8. Enabled laptop-mode - see Intrepid comments in https://wiki.ubuntu.com/PowerManagem...load%20cycling) and then monitor the Load_Cycle_Count in smartctl to see if you need to do anything about your drive.
UPDATE: I have a non-standard 7200 rpm Hitachi drive in my TC1100. I have set /etc/laptop-mode/laptop-mode.conf to use 254 for HDD power management on both battery and AC power, and to do idle spindown after 60 seconds on battery. I don't subscribe to the theory that battery power = increased likelihood of physical shock. YMMV.
9. [ADDED 25 November] Disabled input device hotplugging using evdev. This was crashing X whenever I plugged my keyboard in. I found this the hard way after taking a morning's handwritten notes on a course using Xournal, which does not have a timed-save feature. My notes were lost when I plugged the keyboard in during the lunch break. I reverted to Hardy again for the rest of the course (luckily I have a dual-boot setup). I later found that the X crash would occur if I put the tablet in the dock, or if I plugged in the normal keyboard. I don't know if this is related to my attempts to modify the side key map (which I have successfully done on Hardy, so that I can switch monitors using the same side key as the Windows XP driver uses), or whether it has had the potential to crash this way from day 1.
I added the following to xorg.conf:
And I set the keyboard layout to 105-key international.
Option "AutoAddDevices" "false"
Other stuff not specific to the TC1100:

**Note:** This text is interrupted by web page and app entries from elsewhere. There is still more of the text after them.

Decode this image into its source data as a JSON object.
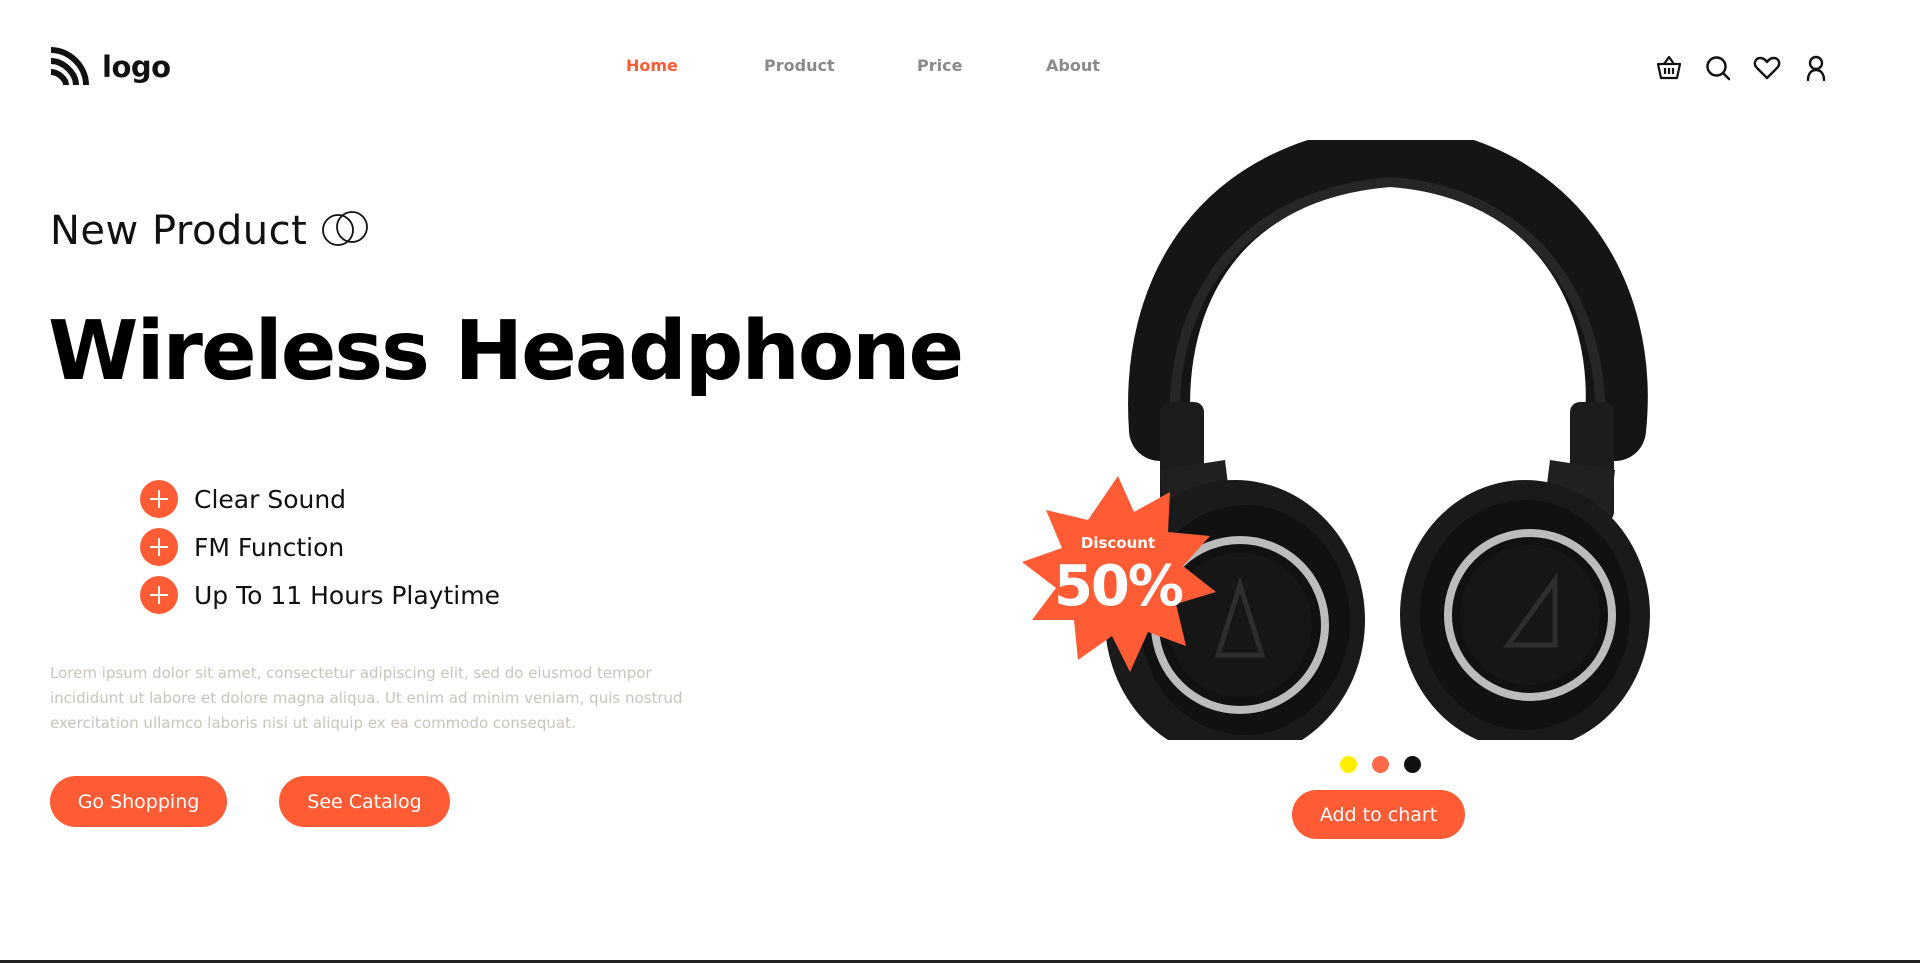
{
  "header": {
    "logo_text": "logo",
    "nav": [
      {
        "label": "Home",
        "active": true
      },
      {
        "label": "Product",
        "active": false
      },
      {
        "label": "Price",
        "active": false
      },
      {
        "label": "About",
        "active": false
      }
    ],
    "icons": [
      "basket-icon",
      "search-icon",
      "heart-icon",
      "user-icon"
    ]
  },
  "hero": {
    "subtitle": "New Product",
    "title": "Wireless Headphone",
    "features": [
      "Clear Sound",
      "FM Function",
      "Up To 11 Hours Playtime"
    ],
    "description": "Lorem ipsum dolor sit amet, consectetur adipiscing elit, sed do eiusmod tempor incididunt ut labore et dolore magna aliqua. Ut enim ad minim veniam, quis nostrud exercitation ullamco laboris nisi ut aliquip ex ea commodo consequat.",
    "buttons": {
      "shop": "Go Shopping",
      "catalog": "See Catalog"
    }
  },
  "product": {
    "badge_label": "Discount",
    "badge_value": "50%",
    "colors": [
      "#ffee00",
      "#ff6a4a",
      "#111111"
    ],
    "cart_button": "Add to chart"
  },
  "theme": {
    "accent": "#ff5c35",
    "nav_inactive": "#8a8a8a",
    "description_text": "#c9c4bb"
  }
}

I also upgraded to OpenOffice 3 (but see below) from the PPA (http://www.theopensourcerer.com/2008...intrepid-ibex/ has a simple how-to), Sunbird 0.9 from Mozilla (just follow their instructions - install in /opt/sunbird), and Thunderbird, xournal, vym, k3b and amarok from the standard repos.
UPDATE: I find amarok stutters a bit - now trying banshee (It turned out not to be Amarok's fault - it works fine). I have also installed vym 1.12.0 by compilation from source to fix a bug on opening saved files when saved with embedded notes. This also allows landscape printing to work properly, which it didn't in Hardy. Xournal doesn't work properly with the pen unless the zoom factor is set to page width.

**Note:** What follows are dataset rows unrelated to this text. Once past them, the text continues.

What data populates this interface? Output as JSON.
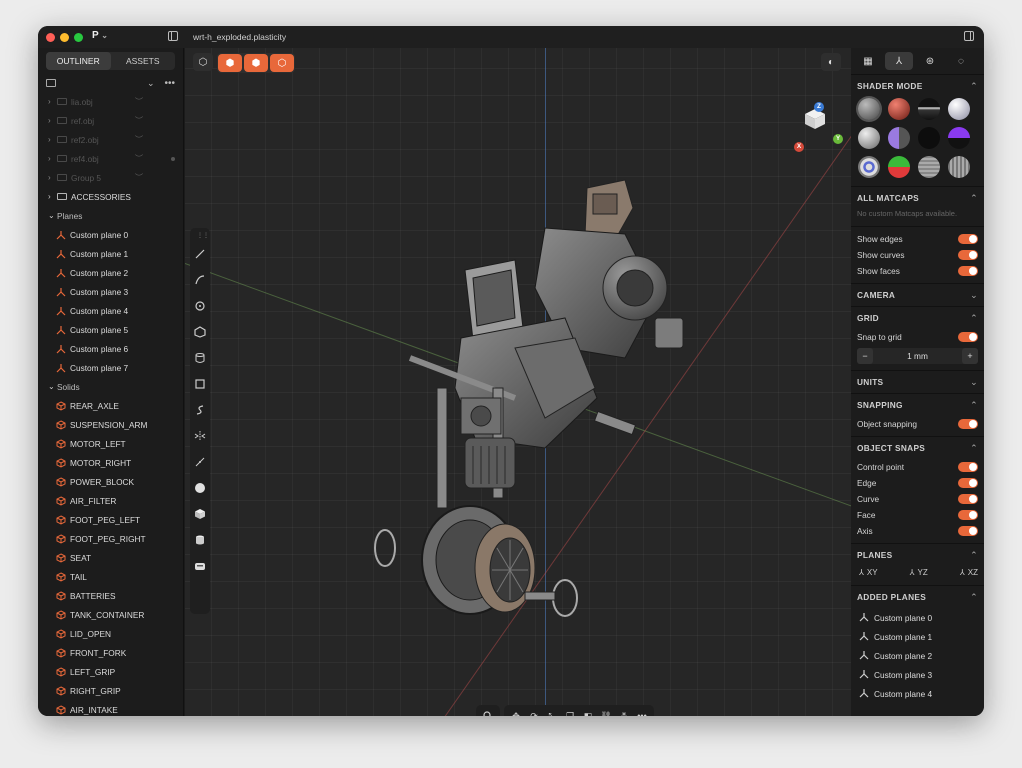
{
  "titlebar": {
    "app_logo": "P",
    "logo_caret": "⌄",
    "filename": "wrt-h_exploded.plasticity"
  },
  "sidebar": {
    "tabs": [
      {
        "label": "OUTLINER"
      },
      {
        "label": "ASSETS"
      }
    ],
    "hidden_items": [
      {
        "label": "lia.obj"
      },
      {
        "label": "ref.obj"
      },
      {
        "label": "ref2.obj"
      },
      {
        "label": "ref4.obj"
      },
      {
        "label": "Group 5"
      }
    ],
    "folders": [
      {
        "label": "ACCESSORIES"
      }
    ],
    "planes_label": "Planes",
    "planes": [
      {
        "label": "Custom plane 0"
      },
      {
        "label": "Custom plane 1"
      },
      {
        "label": "Custom plane 2"
      },
      {
        "label": "Custom plane 3"
      },
      {
        "label": "Custom plane 4"
      },
      {
        "label": "Custom plane 5"
      },
      {
        "label": "Custom plane 6"
      },
      {
        "label": "Custom plane 7"
      }
    ],
    "solids_label": "Solids",
    "solids": [
      {
        "label": "REAR_AXLE"
      },
      {
        "label": "SUSPENSION_ARM"
      },
      {
        "label": "MOTOR_LEFT"
      },
      {
        "label": "MOTOR_RIGHT"
      },
      {
        "label": "POWER_BLOCK"
      },
      {
        "label": "AIR_FILTER"
      },
      {
        "label": "FOOT_PEG_LEFT"
      },
      {
        "label": "FOOT_PEG_RIGHT"
      },
      {
        "label": "SEAT"
      },
      {
        "label": "TAIL"
      },
      {
        "label": "BATTERIES"
      },
      {
        "label": "TANK_CONTAINER"
      },
      {
        "label": "LID_OPEN"
      },
      {
        "label": "FRONT_FORK"
      },
      {
        "label": "LEFT_GRIP"
      },
      {
        "label": "RIGHT_GRIP"
      },
      {
        "label": "AIR_INTAKE"
      }
    ]
  },
  "viewport": {
    "gizmo": {
      "z": "Z",
      "x": "X",
      "y": "Y"
    },
    "colors": {
      "accent": "#e8683a",
      "axis_x": "#d54a3a",
      "axis_y": "#6aba3a",
      "axis_z": "#3a7bd5"
    }
  },
  "right_panel": {
    "shader_mode": {
      "title": "SHADER MODE"
    },
    "matcaps": {
      "title": "ALL MATCAPS",
      "empty_text": "No custom Matcaps available."
    },
    "display_toggles": [
      {
        "label": "Show edges"
      },
      {
        "label": "Show curves"
      },
      {
        "label": "Show faces"
      }
    ],
    "camera": {
      "title": "CAMERA"
    },
    "grid": {
      "title": "GRID",
      "snap_label": "Snap to grid",
      "value": "1 mm",
      "minus": "−",
      "plus": "+"
    },
    "units": {
      "title": "UNITS"
    },
    "snapping": {
      "title": "SNAPPING",
      "object_label": "Object snapping"
    },
    "object_snaps": {
      "title": "OBJECT SNAPS",
      "items": [
        {
          "label": "Control point"
        },
        {
          "label": "Edge"
        },
        {
          "label": "Curve"
        },
        {
          "label": "Face"
        },
        {
          "label": "Axis"
        }
      ]
    },
    "planes": {
      "title": "PLANES",
      "items": [
        {
          "label": "XY"
        },
        {
          "label": "YZ"
        },
        {
          "label": "XZ"
        }
      ]
    },
    "added_planes": {
      "title": "ADDED PLANES",
      "items": [
        {
          "label": "Custom plane 0"
        },
        {
          "label": "Custom plane 1"
        },
        {
          "label": "Custom plane 2"
        },
        {
          "label": "Custom plane 3"
        },
        {
          "label": "Custom plane 4"
        }
      ]
    }
  }
}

UPDATE - 21 Nov 2008: I have downgraded OpenOffice again, owing to slowness and some apparent corruption in saved writer documents.

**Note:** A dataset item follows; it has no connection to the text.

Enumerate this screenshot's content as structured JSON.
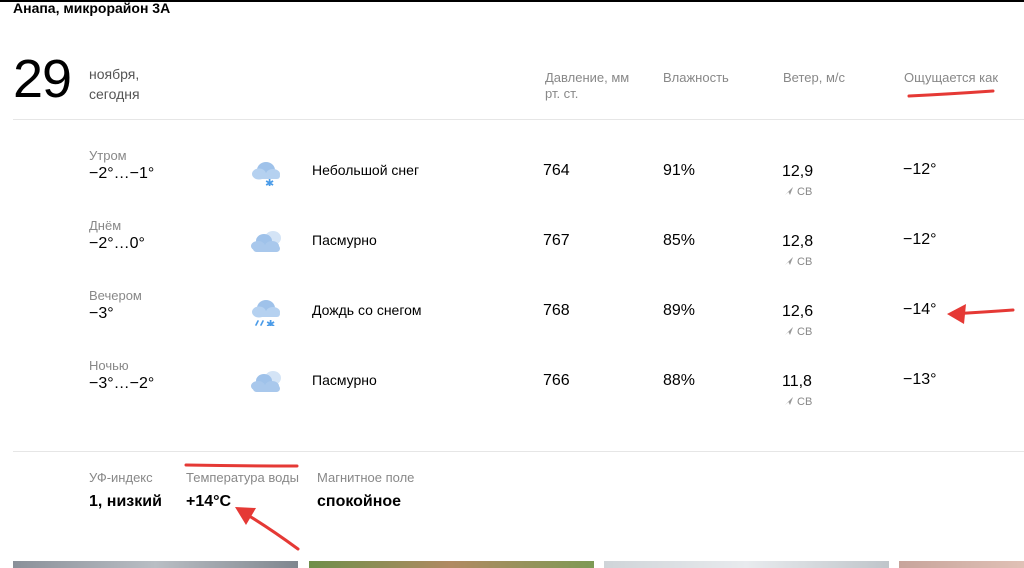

25 Nov - I am beginning to think I need to re-install from scratch, as I have had to muck with so much to get Intrepid working that I no longer trust the installation. There have been too many failed attempts to fix things on my part, and I am not good at cleaning up after failed fixes; so now it keeps biting me, like with the keyboard X crash losing my course notes. Intrepid has been by far the hardest release to install on the TC1100 (note that I don't do upgrades - I do a fresh installation into a separate partition each time, so this isn't due to a long series of upgrades; and I've done every release since Breezy) and it's the first one I have seriously contemplated skipping (which also means Hardy set a high standard that is hard to match in a non-LTS release).
Jan 2009 - In the end, though, Intrepid has ended up being my best-performing release so far! This is because of getting suspend to work properly.